REQUIREMENT » Would you please report how many lines of the listing contain "text"? Reply with that number only.

◆ ◆ ◆

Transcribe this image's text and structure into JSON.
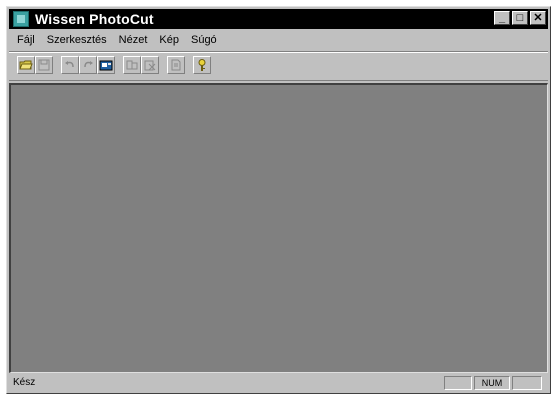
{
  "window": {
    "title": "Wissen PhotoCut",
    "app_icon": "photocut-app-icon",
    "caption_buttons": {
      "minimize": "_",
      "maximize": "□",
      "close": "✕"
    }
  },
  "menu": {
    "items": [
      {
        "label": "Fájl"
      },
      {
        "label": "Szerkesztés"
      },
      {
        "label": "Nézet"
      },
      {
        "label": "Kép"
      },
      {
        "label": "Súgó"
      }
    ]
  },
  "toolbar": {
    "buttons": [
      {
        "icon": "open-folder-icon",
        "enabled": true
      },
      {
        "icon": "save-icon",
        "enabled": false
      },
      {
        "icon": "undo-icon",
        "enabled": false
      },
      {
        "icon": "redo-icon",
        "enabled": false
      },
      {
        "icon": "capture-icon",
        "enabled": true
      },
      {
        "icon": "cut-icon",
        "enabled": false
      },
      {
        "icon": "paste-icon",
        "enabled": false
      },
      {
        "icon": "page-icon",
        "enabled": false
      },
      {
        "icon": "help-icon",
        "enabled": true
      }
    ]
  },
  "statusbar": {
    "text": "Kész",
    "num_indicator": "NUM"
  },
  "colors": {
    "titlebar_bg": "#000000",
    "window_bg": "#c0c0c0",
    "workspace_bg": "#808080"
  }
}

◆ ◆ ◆

EXPECTED ANSWER » 2